*** Provided data Section Begins ***

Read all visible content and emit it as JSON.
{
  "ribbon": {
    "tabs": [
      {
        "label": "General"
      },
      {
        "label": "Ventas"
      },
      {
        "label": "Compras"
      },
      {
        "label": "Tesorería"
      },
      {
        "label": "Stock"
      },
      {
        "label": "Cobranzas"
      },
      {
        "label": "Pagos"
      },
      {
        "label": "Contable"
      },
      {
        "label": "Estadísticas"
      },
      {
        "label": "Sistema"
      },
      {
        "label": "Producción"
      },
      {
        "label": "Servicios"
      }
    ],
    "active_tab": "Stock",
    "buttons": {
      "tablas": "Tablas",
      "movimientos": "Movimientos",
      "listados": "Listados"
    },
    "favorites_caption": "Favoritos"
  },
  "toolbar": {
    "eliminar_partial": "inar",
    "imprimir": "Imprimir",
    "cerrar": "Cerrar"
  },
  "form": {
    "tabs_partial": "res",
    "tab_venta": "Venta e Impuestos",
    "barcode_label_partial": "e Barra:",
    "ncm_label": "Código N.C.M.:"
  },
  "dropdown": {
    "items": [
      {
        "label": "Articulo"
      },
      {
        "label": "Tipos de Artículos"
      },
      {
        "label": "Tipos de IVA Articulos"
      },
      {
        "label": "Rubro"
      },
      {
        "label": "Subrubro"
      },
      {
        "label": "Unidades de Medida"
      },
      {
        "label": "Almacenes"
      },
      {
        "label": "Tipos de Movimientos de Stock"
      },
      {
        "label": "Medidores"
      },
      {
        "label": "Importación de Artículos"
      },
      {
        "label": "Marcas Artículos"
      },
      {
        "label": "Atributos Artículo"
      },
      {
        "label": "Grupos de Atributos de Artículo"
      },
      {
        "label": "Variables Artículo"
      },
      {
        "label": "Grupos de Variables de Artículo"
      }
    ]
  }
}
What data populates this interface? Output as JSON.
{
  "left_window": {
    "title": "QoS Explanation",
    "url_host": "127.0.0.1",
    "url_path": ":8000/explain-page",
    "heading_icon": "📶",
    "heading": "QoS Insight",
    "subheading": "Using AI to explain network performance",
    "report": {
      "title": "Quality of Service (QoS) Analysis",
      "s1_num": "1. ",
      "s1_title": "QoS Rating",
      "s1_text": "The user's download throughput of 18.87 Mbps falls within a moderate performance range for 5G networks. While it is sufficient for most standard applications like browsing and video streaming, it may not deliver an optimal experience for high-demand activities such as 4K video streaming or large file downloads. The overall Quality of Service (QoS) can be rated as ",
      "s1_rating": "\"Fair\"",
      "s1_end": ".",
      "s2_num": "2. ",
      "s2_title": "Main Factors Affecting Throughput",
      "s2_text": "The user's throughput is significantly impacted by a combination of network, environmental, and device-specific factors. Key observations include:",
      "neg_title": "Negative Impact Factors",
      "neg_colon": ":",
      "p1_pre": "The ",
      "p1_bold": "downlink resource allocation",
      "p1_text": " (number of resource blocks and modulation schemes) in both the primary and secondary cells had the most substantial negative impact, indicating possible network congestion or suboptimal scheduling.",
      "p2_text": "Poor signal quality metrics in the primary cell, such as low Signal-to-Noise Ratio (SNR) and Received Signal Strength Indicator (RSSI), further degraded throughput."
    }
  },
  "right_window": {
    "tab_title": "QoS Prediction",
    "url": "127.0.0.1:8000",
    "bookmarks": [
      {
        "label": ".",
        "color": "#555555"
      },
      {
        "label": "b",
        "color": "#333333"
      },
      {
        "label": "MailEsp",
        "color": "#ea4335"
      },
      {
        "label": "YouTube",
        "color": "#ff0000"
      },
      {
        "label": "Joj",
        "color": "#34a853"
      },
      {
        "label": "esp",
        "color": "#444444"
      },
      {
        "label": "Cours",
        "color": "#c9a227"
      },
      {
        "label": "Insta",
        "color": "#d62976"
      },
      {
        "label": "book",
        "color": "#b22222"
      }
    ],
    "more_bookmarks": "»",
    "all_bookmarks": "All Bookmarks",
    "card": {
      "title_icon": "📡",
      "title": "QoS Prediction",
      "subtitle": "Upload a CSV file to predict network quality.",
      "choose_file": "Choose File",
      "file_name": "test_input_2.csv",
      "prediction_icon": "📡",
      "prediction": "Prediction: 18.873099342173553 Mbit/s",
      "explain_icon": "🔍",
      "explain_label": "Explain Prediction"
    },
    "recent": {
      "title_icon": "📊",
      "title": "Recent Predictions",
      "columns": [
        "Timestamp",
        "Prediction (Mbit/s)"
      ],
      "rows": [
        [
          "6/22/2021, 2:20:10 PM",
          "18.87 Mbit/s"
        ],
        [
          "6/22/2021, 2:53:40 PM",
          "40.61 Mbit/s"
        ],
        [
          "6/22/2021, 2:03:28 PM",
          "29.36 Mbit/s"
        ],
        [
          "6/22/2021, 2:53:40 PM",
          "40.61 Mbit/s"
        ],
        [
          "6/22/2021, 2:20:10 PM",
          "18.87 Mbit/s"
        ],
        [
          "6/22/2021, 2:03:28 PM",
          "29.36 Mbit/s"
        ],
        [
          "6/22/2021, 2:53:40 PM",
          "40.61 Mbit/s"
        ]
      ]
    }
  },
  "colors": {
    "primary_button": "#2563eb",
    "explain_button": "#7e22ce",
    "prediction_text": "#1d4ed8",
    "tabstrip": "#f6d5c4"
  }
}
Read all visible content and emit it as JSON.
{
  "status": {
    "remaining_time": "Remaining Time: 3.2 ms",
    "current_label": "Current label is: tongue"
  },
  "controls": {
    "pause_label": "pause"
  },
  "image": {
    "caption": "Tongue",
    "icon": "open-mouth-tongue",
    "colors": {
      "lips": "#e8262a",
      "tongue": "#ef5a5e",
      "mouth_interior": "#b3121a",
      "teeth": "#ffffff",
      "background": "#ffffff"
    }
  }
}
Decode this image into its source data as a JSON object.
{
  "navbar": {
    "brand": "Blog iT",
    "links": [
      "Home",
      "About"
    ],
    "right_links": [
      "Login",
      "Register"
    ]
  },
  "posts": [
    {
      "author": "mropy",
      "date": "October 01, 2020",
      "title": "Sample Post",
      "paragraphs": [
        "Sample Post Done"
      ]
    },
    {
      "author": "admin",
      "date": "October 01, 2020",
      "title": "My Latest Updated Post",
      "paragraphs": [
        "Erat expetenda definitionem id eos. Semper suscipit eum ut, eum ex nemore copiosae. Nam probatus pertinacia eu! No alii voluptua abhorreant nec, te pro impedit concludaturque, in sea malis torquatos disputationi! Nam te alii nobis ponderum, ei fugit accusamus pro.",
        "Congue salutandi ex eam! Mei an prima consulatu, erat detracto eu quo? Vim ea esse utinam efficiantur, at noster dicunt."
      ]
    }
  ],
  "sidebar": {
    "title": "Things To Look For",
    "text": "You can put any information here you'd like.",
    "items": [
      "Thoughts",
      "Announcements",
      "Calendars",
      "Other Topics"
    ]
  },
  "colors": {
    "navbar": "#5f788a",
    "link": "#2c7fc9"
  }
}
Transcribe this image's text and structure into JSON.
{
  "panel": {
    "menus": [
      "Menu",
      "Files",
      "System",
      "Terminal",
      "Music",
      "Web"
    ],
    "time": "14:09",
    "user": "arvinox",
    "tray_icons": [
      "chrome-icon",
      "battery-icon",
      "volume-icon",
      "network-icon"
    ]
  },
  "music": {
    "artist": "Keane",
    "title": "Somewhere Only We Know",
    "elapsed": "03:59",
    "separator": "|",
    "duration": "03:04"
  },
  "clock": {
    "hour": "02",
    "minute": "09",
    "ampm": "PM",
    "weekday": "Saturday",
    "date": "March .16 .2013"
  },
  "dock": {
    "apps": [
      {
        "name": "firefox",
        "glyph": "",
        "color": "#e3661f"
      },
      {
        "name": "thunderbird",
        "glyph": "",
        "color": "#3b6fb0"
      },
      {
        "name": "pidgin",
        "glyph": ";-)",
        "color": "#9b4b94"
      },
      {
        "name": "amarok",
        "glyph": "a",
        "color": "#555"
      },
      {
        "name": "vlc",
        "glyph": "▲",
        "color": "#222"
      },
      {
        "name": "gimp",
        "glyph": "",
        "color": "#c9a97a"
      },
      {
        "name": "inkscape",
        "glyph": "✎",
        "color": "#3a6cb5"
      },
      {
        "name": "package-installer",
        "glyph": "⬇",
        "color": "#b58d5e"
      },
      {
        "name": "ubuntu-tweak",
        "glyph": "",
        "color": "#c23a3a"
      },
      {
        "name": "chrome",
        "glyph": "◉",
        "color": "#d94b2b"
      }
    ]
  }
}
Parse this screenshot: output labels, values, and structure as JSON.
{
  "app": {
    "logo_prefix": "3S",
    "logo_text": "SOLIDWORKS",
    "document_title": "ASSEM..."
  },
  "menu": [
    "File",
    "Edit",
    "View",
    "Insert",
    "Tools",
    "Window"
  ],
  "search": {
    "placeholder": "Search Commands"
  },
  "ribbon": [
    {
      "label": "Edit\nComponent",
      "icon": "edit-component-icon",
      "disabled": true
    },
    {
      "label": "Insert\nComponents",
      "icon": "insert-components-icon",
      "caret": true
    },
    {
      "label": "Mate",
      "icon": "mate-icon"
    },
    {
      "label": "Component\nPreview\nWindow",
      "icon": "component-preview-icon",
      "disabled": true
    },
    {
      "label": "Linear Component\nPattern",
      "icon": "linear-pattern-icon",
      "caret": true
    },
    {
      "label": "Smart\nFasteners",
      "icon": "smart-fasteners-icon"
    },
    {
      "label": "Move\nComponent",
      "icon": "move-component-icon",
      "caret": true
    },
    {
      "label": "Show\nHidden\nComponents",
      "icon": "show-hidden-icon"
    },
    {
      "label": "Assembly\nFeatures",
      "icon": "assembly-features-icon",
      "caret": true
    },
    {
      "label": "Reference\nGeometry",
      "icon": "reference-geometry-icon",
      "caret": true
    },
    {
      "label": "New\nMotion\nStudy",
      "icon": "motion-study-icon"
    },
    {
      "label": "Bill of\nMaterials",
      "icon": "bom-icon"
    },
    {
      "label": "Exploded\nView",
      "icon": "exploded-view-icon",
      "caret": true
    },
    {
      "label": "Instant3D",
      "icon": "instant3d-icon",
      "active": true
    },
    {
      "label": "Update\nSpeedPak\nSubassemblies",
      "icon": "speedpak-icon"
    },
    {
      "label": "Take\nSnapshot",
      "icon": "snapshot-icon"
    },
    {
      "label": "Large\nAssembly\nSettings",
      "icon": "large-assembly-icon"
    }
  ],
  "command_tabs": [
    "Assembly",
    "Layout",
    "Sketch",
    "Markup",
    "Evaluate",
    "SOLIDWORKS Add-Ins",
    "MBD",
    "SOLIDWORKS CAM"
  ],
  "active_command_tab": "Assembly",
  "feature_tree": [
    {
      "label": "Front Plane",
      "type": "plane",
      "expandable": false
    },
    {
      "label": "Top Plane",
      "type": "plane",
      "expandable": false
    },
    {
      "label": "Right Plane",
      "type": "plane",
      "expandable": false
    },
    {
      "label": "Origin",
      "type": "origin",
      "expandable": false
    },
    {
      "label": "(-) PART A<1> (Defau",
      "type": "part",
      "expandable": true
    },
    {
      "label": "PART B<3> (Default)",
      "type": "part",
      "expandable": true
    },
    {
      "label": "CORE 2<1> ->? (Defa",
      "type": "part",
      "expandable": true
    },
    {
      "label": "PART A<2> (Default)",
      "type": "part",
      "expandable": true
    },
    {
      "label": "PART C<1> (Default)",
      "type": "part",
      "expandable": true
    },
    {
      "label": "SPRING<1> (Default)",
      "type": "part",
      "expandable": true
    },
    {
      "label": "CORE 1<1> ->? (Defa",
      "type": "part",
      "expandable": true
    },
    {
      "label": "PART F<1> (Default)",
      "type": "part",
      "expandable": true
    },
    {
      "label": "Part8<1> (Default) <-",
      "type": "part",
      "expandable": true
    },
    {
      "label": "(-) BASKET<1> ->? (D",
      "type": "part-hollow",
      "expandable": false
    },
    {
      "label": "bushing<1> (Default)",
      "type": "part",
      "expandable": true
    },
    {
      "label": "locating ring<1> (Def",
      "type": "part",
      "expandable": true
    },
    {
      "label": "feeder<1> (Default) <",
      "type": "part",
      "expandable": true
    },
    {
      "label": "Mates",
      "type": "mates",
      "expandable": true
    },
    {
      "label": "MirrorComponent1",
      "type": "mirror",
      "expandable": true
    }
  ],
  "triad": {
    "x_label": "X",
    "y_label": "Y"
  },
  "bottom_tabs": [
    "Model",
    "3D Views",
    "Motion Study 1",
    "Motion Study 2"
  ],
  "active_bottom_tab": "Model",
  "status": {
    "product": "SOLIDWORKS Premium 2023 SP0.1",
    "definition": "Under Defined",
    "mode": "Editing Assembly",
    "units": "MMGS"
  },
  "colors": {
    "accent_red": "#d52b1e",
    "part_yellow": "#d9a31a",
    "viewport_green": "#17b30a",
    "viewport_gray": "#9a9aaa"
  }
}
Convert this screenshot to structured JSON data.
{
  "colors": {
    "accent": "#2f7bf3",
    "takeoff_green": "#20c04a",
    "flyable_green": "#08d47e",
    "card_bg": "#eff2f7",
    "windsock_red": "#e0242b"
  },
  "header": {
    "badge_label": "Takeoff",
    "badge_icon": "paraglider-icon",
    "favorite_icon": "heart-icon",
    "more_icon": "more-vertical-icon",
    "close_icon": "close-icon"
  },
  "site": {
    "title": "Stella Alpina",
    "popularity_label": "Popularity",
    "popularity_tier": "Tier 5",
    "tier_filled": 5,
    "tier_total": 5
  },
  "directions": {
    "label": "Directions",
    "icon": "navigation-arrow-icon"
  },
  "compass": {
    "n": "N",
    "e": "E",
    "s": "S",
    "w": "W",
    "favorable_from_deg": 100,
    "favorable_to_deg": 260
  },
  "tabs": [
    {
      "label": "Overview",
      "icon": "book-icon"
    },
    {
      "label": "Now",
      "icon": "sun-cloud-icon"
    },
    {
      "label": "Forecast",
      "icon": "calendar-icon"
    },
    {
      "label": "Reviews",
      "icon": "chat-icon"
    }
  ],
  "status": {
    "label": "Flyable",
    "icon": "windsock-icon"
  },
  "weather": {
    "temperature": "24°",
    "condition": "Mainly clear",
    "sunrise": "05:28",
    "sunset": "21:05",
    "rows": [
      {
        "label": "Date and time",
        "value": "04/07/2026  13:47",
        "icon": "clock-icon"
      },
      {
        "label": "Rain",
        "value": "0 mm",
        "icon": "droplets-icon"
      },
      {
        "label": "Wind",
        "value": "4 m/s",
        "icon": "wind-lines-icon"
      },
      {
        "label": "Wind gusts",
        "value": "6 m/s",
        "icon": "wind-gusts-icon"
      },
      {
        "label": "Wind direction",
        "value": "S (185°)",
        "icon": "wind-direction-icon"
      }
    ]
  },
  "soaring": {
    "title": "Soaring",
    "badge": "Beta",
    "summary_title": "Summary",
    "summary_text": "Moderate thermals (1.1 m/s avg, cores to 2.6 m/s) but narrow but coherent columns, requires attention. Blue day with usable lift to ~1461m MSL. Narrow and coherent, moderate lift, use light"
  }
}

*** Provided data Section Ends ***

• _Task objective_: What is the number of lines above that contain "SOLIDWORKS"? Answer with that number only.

• _Result for this task_: 4